All About My Mother

Published April 17, 2008

Pedro Almodóvar’s Spanish language film Todo Sobre Mi Madre (All About My Mother) won a plethora of awards on its release in 1999. In this new stage adaptation for the Old Vic – the first time Almodóvar has allowed one of his films to be adapted for the English stage – Samuel Adamson has taken the eclectic assortment of characters and the unlikely storyline and created a complex play which has at its heart the moving story of one woman’s grief and pain. Caroline Bishop was in the first night audience.

Manuela (Lesley Manville) is a nurse and single mother living in Madrid with her aspiring playwright son, Esteban. It is his 17th birthday, and Esteban is desperate to find out about his father, of whom Manuela has never spoken. After a birthday outing to see his favourite actress, Huma Rojo, playing Blanche in A Streetcar Named Desire, Esteban is knocked down by a car and killed.

Armed with her son’s diary, which reveals Esteban’s fundamental need to know his father, a grieving Manuela faces her past and goes to Barcelona to find Lola, her transvestite former husband and Esteban’s father, to in some way fulfil her son’s quest and come to terms with his death. In doing so she brings together a vastly different set of women, who all come to rely on Manuela and provide her, in turn, with the family unit she has lost.

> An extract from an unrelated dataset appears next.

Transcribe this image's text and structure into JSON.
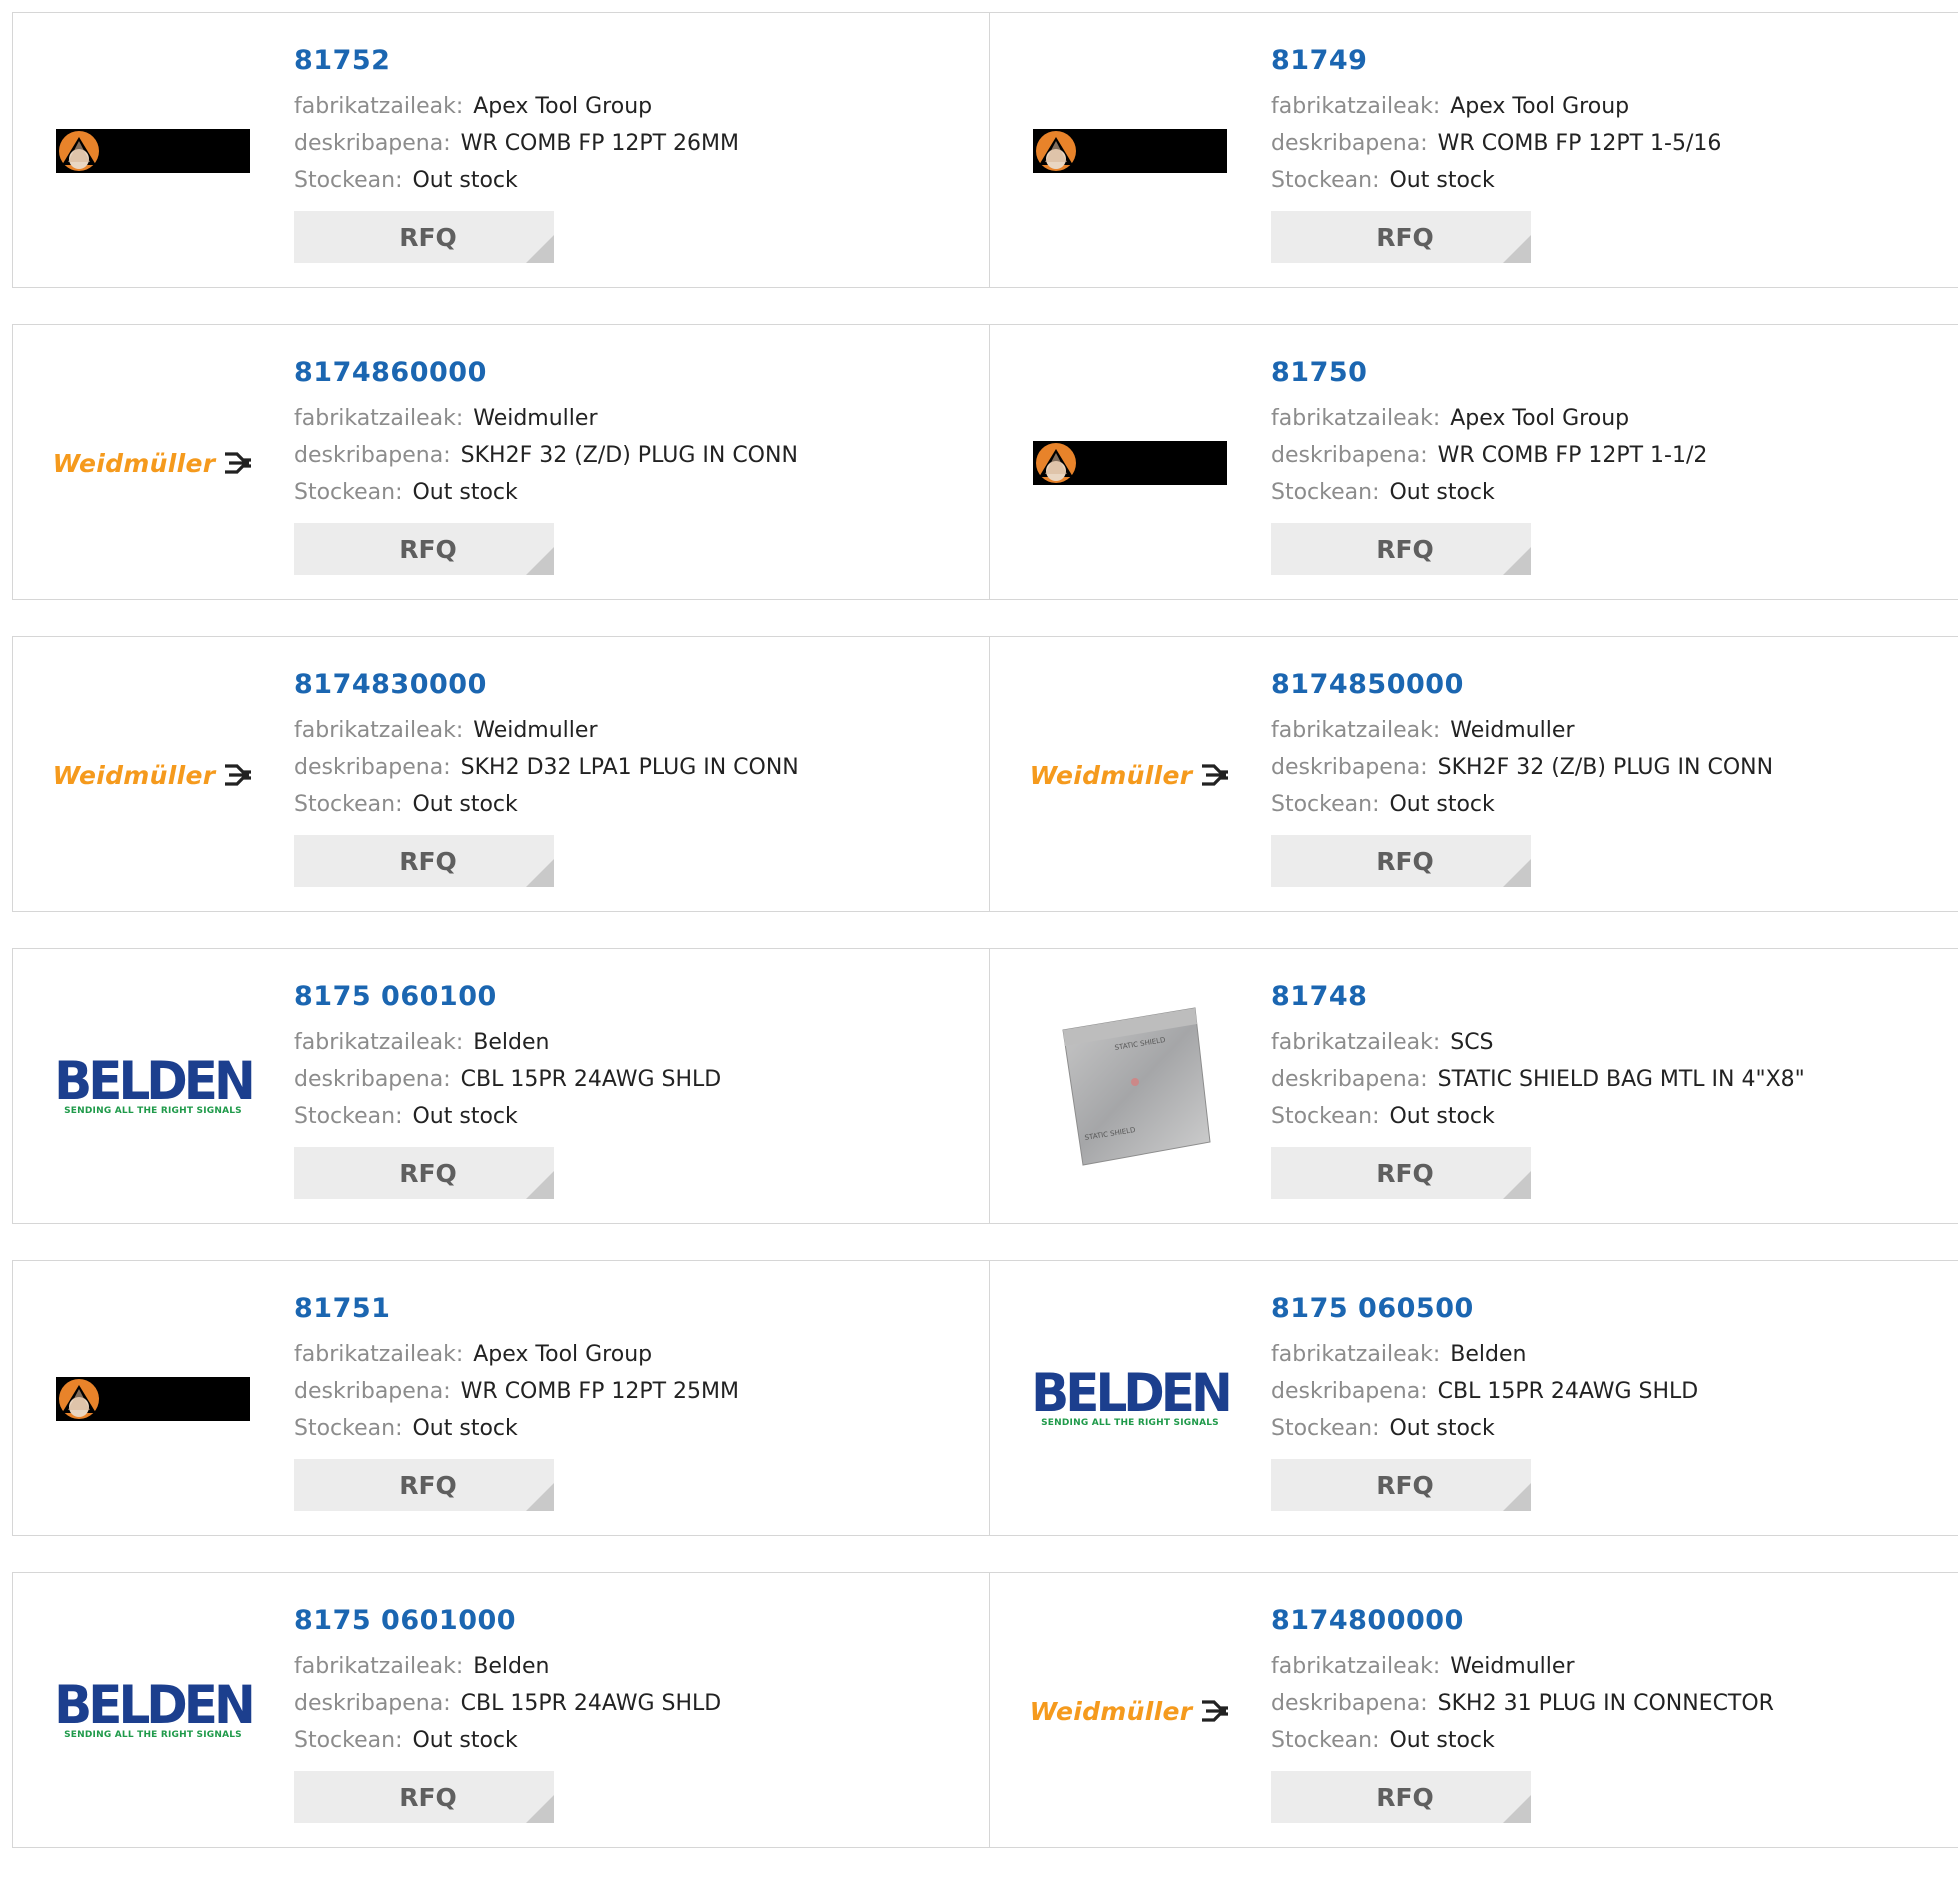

The League Of Gentleman’s Mark Gatiss is an endearing and brashly comic Agrado, the transvestite prostitute and stand up comedian who welcomes his long-lost friend Manuela. Diana Rigg plays Huma, the dour actress so admired by Esteban who, due to her tumultuous relationship with junkie lover and co-star Nina Cruz (Charlotte Randle), inadvertently caused his death. Joanne Froggatt completes the eclectic trio as a naïve young nun who looks to Manuela for desperate support after she repeats history with Lola, with tragic consequences.

Tom Cairns’s direction of Adamson’s cleverly structured play blurs fiction and reality. When we first meet Manuela she is acting out the grieving mother for her doctor-colleagues to practise asking the bereaved to agree to organ donation; soon, this becomes her reality. Later, the Old Vic audience becomes the audience for Streetcar, as Huma and company perform on stage; then we are the voyeurs to the turmoil backstage. And throughout the play the deceased Esteban commentates on his mother’s journey, which reflects the imagined play that he writes for her.

This, combined with a fine cast – with a moving and gripping central performance from Manville – Hildegard Bechtler’s impressive, filmic design and artful staging make this a sophisticated production of a multi-layered new play.

CB